There are blinders on both sides. But you're either for the Second Amendment or you're against it. After having thought about it for a while, I realized I was against it.

OR: If you were to revise the Second Amendment, what do you think should be done to clarify it?

Stephens: I can imagine rewriting the Second Amendment in various ways. One would be to reverse the dependent and independent clauses of that Amendment so that it is clear that the right to bear arms can only happen within the context of a well-regulated militia. That is to say: you want to join your state militia? The National Guard? Then you can have a firearm. Otherwise, forget it. I've suggested cheekily that it should perhaps be rewritten as the right to bear an arm: one single weapon. A handgun to protect your home; a rifle to hunt. But purchasing 33 guns in the space of 12 months, as Las Vegas shooter Stephen Paddock did, should not be okay.

Yet so long as there's a constitutional right, we are not going to be able to tackle the core issue here: a country which has an estimated 300 million firearms within it. That's what matters now. Later on, intelligent people can figure out methods for revising or repealing the Amendment.

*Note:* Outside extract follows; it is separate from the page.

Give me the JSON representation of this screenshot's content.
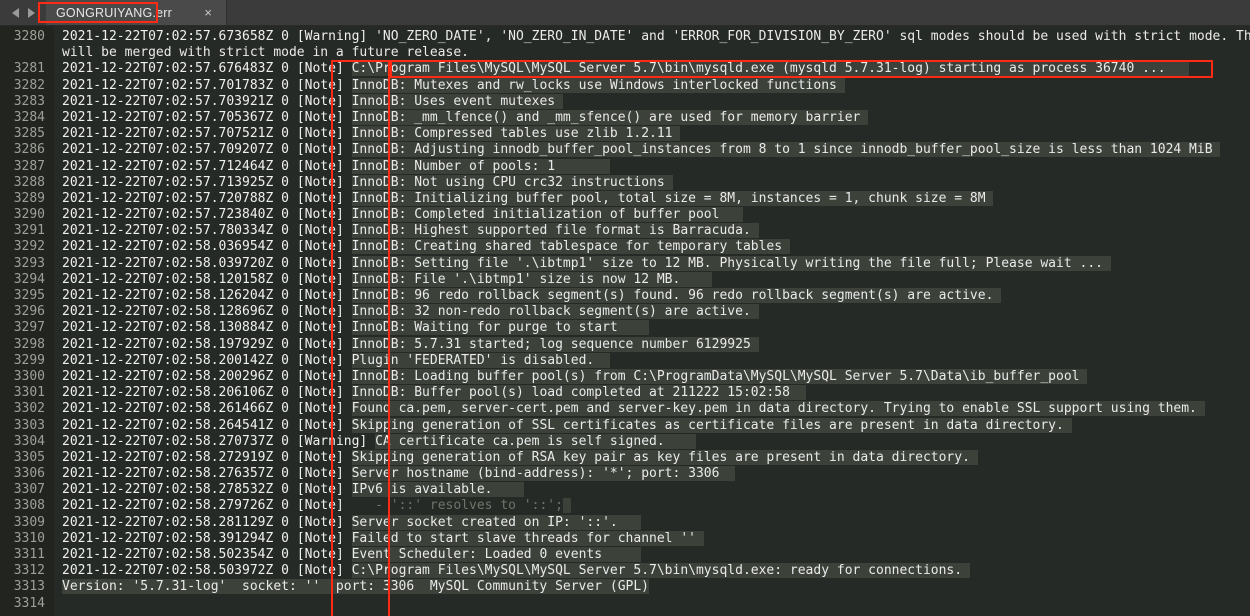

Incidentally, I'm by no means against people having firearms. But if we want to have firearms in people’s hands, we need to make sure that those are responsible hands. Japan has something like 11 gun murders a year. Japan is a country of roughly 130 million people. So if you were to make our populations equivalent, that would mean 28 gun murders in the space of a year. Guns are not banned in Japan, they're just hard to get ahold of. You have to pass tests. The state has to be sure that you are a responsible gun owner, that you have a legitimate purpose for having that weapon. I don't think that's a bad system and I don't think of Japan as an unfree country because they have that particular regulation.